Given the records below, pull every line with the word "name" into the answer.
○ ○ ○ ○ ○
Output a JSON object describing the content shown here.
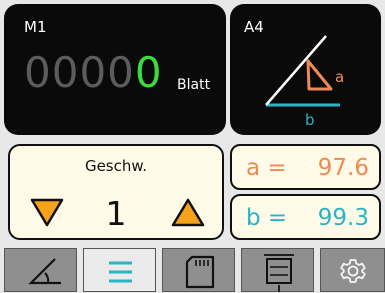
{
  "counter": {
    "mode_label": "M1",
    "zeros": "0000",
    "last_digit": "0",
    "unit": "Blatt"
  },
  "angle_panel": {
    "format_label": "A4",
    "label_a": "a",
    "label_b": "b"
  },
  "speed": {
    "title": "Geschw.",
    "value": "1"
  },
  "measurements": {
    "a": {
      "label": "a =",
      "value": "97.6"
    },
    "b": {
      "label": "b =",
      "value": "99.3"
    }
  },
  "tabs": [
    {
      "icon": "angle-icon",
      "active": false
    },
    {
      "icon": "menu-icon",
      "active": true
    },
    {
      "icon": "sd-card-icon",
      "active": false
    },
    {
      "icon": "frame-resize-icon",
      "active": false
    },
    {
      "icon": "gear-icon",
      "active": false
    }
  ],
  "colors": {
    "accent_orange": "#f08a54",
    "accent_cyan": "#2bb3c7",
    "counter_green": "#3ddc3d",
    "panel_cream": "#fffbe8"
  }
}
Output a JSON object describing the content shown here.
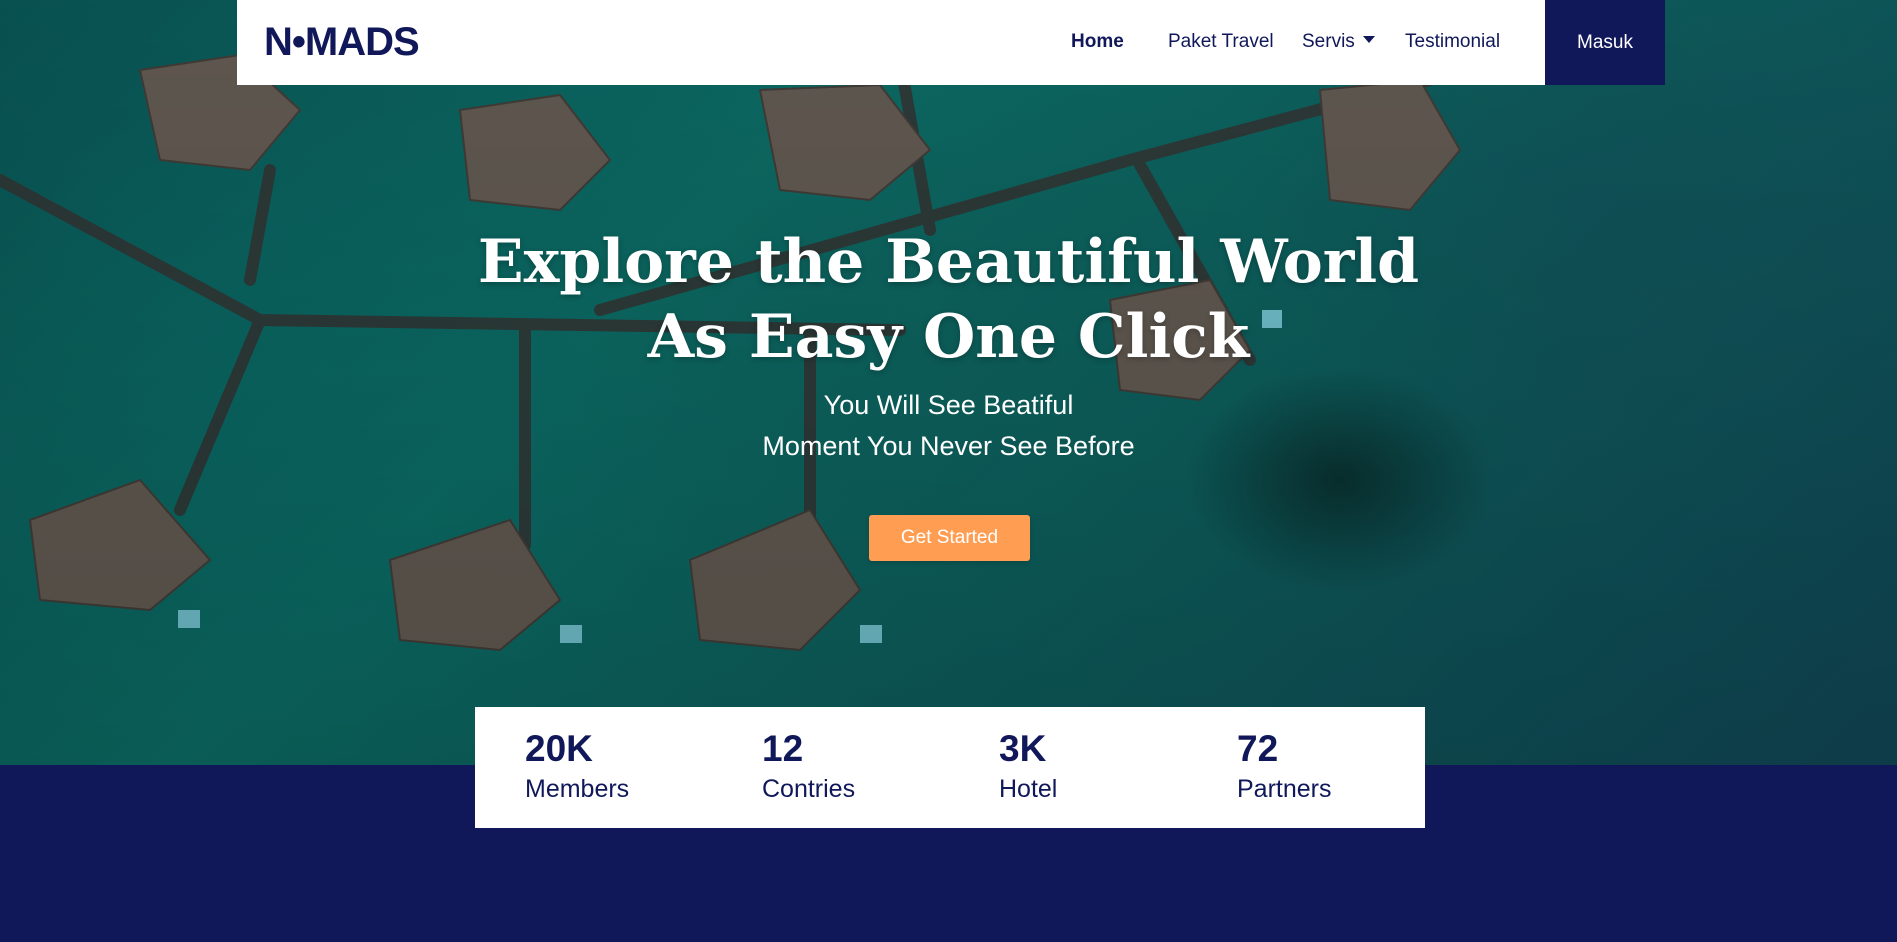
{
  "brand": {
    "logo_text": "N•MADS"
  },
  "nav": {
    "items": [
      {
        "label": "Home",
        "active": true
      },
      {
        "label": "Paket Travel",
        "active": false
      },
      {
        "label": "Servis",
        "active": false,
        "dropdown": true
      },
      {
        "label": "Testimonial",
        "active": false
      }
    ],
    "login_label": "Masuk"
  },
  "hero": {
    "title_line1": "Explore the Beautiful World",
    "title_line2": "As Easy One Click",
    "subtitle_line1": "You Will See Beatiful",
    "subtitle_line2": "Moment You Never See Before",
    "cta_label": "Get Started"
  },
  "stats": [
    {
      "value": "20K",
      "label": "Members"
    },
    {
      "value": "12",
      "label": "Contries"
    },
    {
      "value": "3K",
      "label": "Hotel"
    },
    {
      "value": "72",
      "label": "Partners"
    }
  ],
  "colors": {
    "primary": "#10185a",
    "accent": "#ff9e53",
    "surface": "#ffffff"
  }
}
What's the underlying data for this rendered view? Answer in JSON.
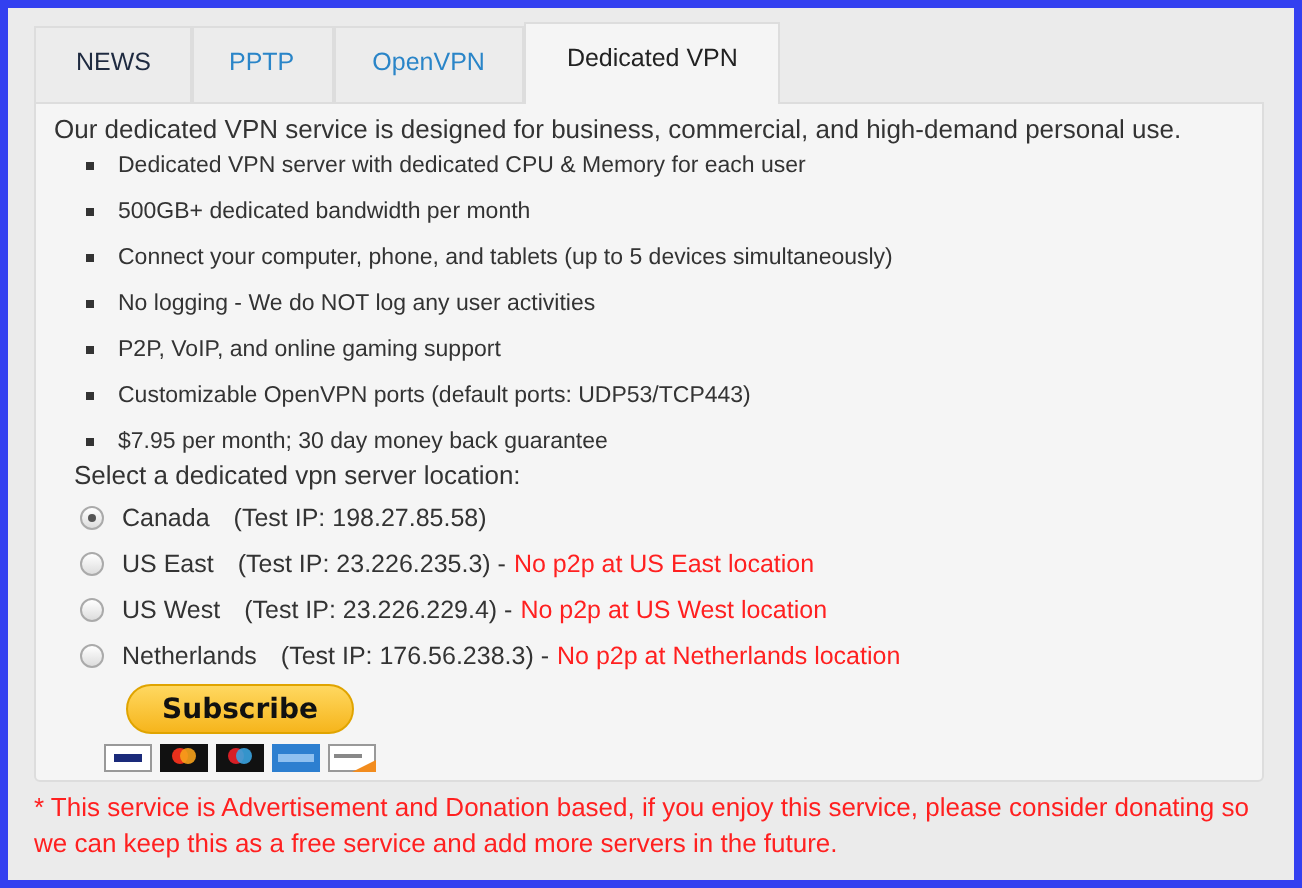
{
  "tabs": [
    {
      "label": "NEWS",
      "selected": false
    },
    {
      "label": "PPTP",
      "selected": false
    },
    {
      "label": "OpenVPN",
      "selected": false
    },
    {
      "label": "Dedicated VPN",
      "selected": true
    }
  ],
  "intro": "Our dedicated VPN service is designed for business, commercial, and high-demand personal use.",
  "features": [
    "Dedicated VPN server with dedicated CPU & Memory for each user",
    "500GB+ dedicated bandwidth per month",
    "Connect your computer, phone, and tablets (up to 5 devices simultaneously)",
    "No logging - We do NOT log any user activities",
    "P2P, VoIP, and online gaming support",
    "Customizable OpenVPN ports (default ports: UDP53/TCP443)",
    "$7.95 per month; 30 day money back guarantee"
  ],
  "location_prompt": "Select a dedicated vpn server location:",
  "locations": [
    {
      "name": "Canada",
      "test_ip": "(Test IP: 198.27.85.58)",
      "selected": true
    },
    {
      "name": "US East",
      "test_ip": "(Test IP: 23.226.235.3) -",
      "note": "No p2p at US East location",
      "selected": false
    },
    {
      "name": "US West",
      "test_ip": "(Test IP: 23.226.229.4) -",
      "note": "No p2p at US West location",
      "selected": false
    },
    {
      "name": "Netherlands",
      "test_ip": "(Test IP: 176.56.238.3) -",
      "note": "No p2p at Netherlands location",
      "selected": false
    }
  ],
  "subscribe_button": "Subscribe",
  "payment_cards": [
    {
      "kind": "visa"
    },
    {
      "kind": "mastercard"
    },
    {
      "kind": "maestro"
    },
    {
      "kind": "amex"
    },
    {
      "kind": "discover"
    }
  ],
  "footer_note": "* This service is Advertisement and Donation based, if you enjoy this service, please consider donating so we can keep this as a free service and add more servers in the future."
}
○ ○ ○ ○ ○
• _Task response_:
      "name": "Canada",
      "name": "US East",
      "name": "US West",
      "name": "Netherlands",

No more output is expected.